» **RECORDS PROVIDED**

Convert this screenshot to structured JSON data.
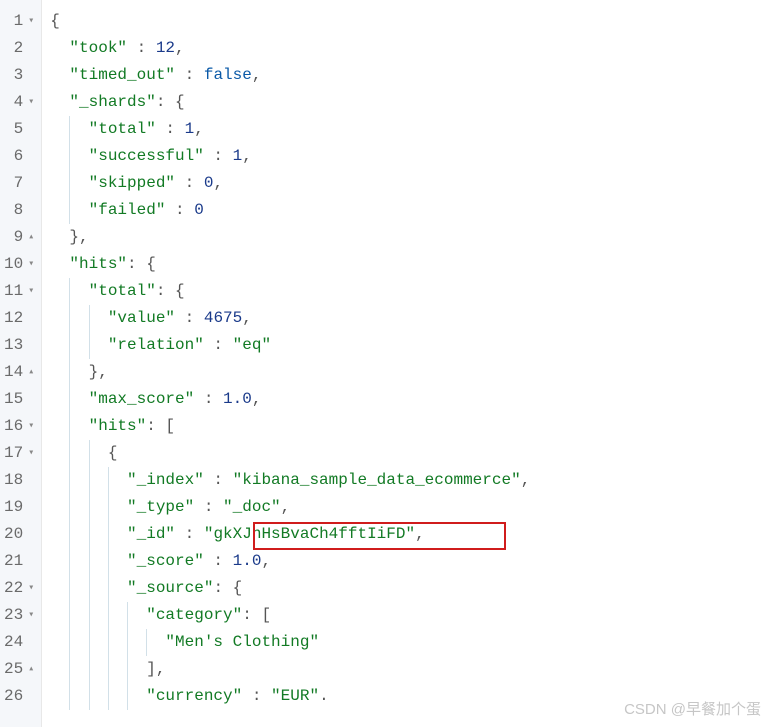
{
  "watermark": "CSDN @早餐加个蛋",
  "gutter": [
    {
      "n": "1",
      "fold": "▾"
    },
    {
      "n": "2",
      "fold": ""
    },
    {
      "n": "3",
      "fold": ""
    },
    {
      "n": "4",
      "fold": "▾"
    },
    {
      "n": "5",
      "fold": ""
    },
    {
      "n": "6",
      "fold": ""
    },
    {
      "n": "7",
      "fold": ""
    },
    {
      "n": "8",
      "fold": ""
    },
    {
      "n": "9",
      "fold": "▴"
    },
    {
      "n": "10",
      "fold": "▾"
    },
    {
      "n": "11",
      "fold": "▾"
    },
    {
      "n": "12",
      "fold": ""
    },
    {
      "n": "13",
      "fold": ""
    },
    {
      "n": "14",
      "fold": "▴"
    },
    {
      "n": "15",
      "fold": ""
    },
    {
      "n": "16",
      "fold": "▾"
    },
    {
      "n": "17",
      "fold": "▾"
    },
    {
      "n": "18",
      "fold": ""
    },
    {
      "n": "19",
      "fold": ""
    },
    {
      "n": "20",
      "fold": ""
    },
    {
      "n": "21",
      "fold": ""
    },
    {
      "n": "22",
      "fold": "▾"
    },
    {
      "n": "23",
      "fold": "▾"
    },
    {
      "n": "24",
      "fold": ""
    },
    {
      "n": "25",
      "fold": "▴"
    },
    {
      "n": "26",
      "fold": ""
    }
  ],
  "code": {
    "l1": {
      "p": "{"
    },
    "l2": {
      "k": "\"took\"",
      "v": "12"
    },
    "l3": {
      "k": "\"timed_out\"",
      "v": "false"
    },
    "l4": {
      "k": "\"_shards\"",
      "p": ": {"
    },
    "l5": {
      "k": "\"total\"",
      "v": "1"
    },
    "l6": {
      "k": "\"successful\"",
      "v": "1"
    },
    "l7": {
      "k": "\"skipped\"",
      "v": "0"
    },
    "l8": {
      "k": "\"failed\"",
      "v": "0"
    },
    "l9": {
      "p": "},"
    },
    "l10": {
      "k": "\"hits\"",
      "p": ": {"
    },
    "l11": {
      "k": "\"total\"",
      "p": ": {"
    },
    "l12": {
      "k": "\"value\"",
      "v": "4675"
    },
    "l13": {
      "k": "\"relation\"",
      "v": "\"eq\""
    },
    "l14": {
      "p": "},"
    },
    "l15": {
      "k": "\"max_score\"",
      "v": "1.0"
    },
    "l16": {
      "k": "\"hits\"",
      "p": ": ["
    },
    "l17": {
      "p": "{"
    },
    "l18": {
      "k": "\"_index\"",
      "v": "\"kibana_sample_data_ecommerce\""
    },
    "l19": {
      "k": "\"_type\"",
      "v": "\"_doc\""
    },
    "l20": {
      "k": "\"_id\"",
      "v": "\"gkXJhHsBvaCh4fftIiFD\""
    },
    "l21": {
      "k": "\"_score\"",
      "v": "1.0"
    },
    "l22": {
      "k": "\"_source\"",
      "p": ": {"
    },
    "l23": {
      "k": "\"category\"",
      "p": ": ["
    },
    "l24": {
      "v": "\"Men's Clothing\""
    },
    "l25": {
      "p": "],"
    },
    "l26": {
      "k": "\"currency\"",
      "v": "\"EUR\""
    }
  },
  "chart_data": {
    "type": "table",
    "title": "Elasticsearch JSON response",
    "json": {
      "took": 12,
      "timed_out": false,
      "_shards": {
        "total": 1,
        "successful": 1,
        "skipped": 0,
        "failed": 0
      },
      "hits": {
        "total": {
          "value": 4675,
          "relation": "eq"
        },
        "max_score": 1.0,
        "hits": [
          {
            "_index": "kibana_sample_data_ecommerce",
            "_type": "_doc",
            "_id": "gkXJhHsBvaCh4fftIiFD",
            "_score": 1.0,
            "_source": {
              "category": [
                "Men's Clothing"
              ],
              "currency": "EUR"
            }
          }
        ]
      }
    }
  }
}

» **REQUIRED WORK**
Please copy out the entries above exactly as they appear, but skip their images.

» **YOUR SOLUTION**
Convert this screenshot to structured JSON data.
{
  "watermark": "CSDN @早餐加个蛋",
  "gutter": [
    {
      "n": "1",
      "fold": "▾"
    },
    {
      "n": "2",
      "fold": ""
    },
    {
      "n": "3",
      "fold": ""
    },
    {
      "n": "4",
      "fold": "▾"
    },
    {
      "n": "5",
      "fold": ""
    },
    {
      "n": "6",
      "fold": ""
    },
    {
      "n": "7",
      "fold": ""
    },
    {
      "n": "8",
      "fold": ""
    },
    {
      "n": "9",
      "fold": "▴"
    },
    {
      "n": "10",
      "fold": "▾"
    },
    {
      "n": "11",
      "fold": "▾"
    },
    {
      "n": "12",
      "fold": ""
    },
    {
      "n": "13",
      "fold": ""
    },
    {
      "n": "14",
      "fold": "▴"
    },
    {
      "n": "15",
      "fold": ""
    },
    {
      "n": "16",
      "fold": "▾"
    },
    {
      "n": "17",
      "fold": "▾"
    },
    {
      "n": "18",
      "fold": ""
    },
    {
      "n": "19",
      "fold": ""
    },
    {
      "n": "20",
      "fold": ""
    },
    {
      "n": "21",
      "fold": ""
    },
    {
      "n": "22",
      "fold": "▾"
    },
    {
      "n": "23",
      "fold": "▾"
    },
    {
      "n": "24",
      "fold": ""
    },
    {
      "n": "25",
      "fold": "▴"
    },
    {
      "n": "26",
      "fold": ""
    }
  ],
  "code": {
    "l1": {
      "p": "{"
    },
    "l2": {
      "k": "\"took\"",
      "v": "12"
    },
    "l3": {
      "k": "\"timed_out\"",
      "v": "false"
    },
    "l4": {
      "k": "\"_shards\"",
      "p": ": {"
    },
    "l5": {
      "k": "\"total\"",
      "v": "1"
    },
    "l6": {
      "k": "\"successful\"",
      "v": "1"
    },
    "l7": {
      "k": "\"skipped\"",
      "v": "0"
    },
    "l8": {
      "k": "\"failed\"",
      "v": "0"
    },
    "l9": {
      "p": "},"
    },
    "l10": {
      "k": "\"hits\"",
      "p": ": {"
    },
    "l11": {
      "k": "\"total\"",
      "p": ": {"
    },
    "l12": {
      "k": "\"value\"",
      "v": "4675"
    },
    "l13": {
      "k": "\"relation\"",
      "v": "\"eq\""
    },
    "l14": {
      "p": "},"
    },
    "l15": {
      "k": "\"max_score\"",
      "v": "1.0"
    },
    "l16": {
      "k": "\"hits\"",
      "p": ": ["
    },
    "l17": {
      "p": "{"
    },
    "l18": {
      "k": "\"_index\"",
      "v": "\"kibana_sample_data_ecommerce\""
    },
    "l19": {
      "k": "\"_type\"",
      "v": "\"_doc\""
    },
    "l20": {
      "k": "\"_id\"",
      "v": "\"gkXJhHsBvaCh4fftIiFD\""
    },
    "l21": {
      "k": "\"_score\"",
      "v": "1.0"
    },
    "l22": {
      "k": "\"_source\"",
      "p": ": {"
    },
    "l23": {
      "k": "\"category\"",
      "p": ": ["
    },
    "l24": {
      "v": "\"Men's Clothing\""
    },
    "l25": {
      "p": "],"
    },
    "l26": {
      "k": "\"currency\"",
      "v": "\"EUR\""
    }
  },
  "chart_data": {
    "type": "table",
    "title": "Elasticsearch JSON response",
    "json": {
      "took": 12,
      "timed_out": false,
      "_shards": {
        "total": 1,
        "successful": 1,
        "skipped": 0,
        "failed": 0
      },
      "hits": {
        "total": {
          "value": 4675,
          "relation": "eq"
        },
        "max_score": 1.0,
        "hits": [
          {
            "_index": "kibana_sample_data_ecommerce",
            "_type": "_doc",
            "_id": "gkXJhHsBvaCh4fftIiFD",
            "_score": 1.0,
            "_source": {
              "category": [
                "Men's Clothing"
              ],
              "currency": "EUR"
            }
          }
        ]
      }
    }
  }
}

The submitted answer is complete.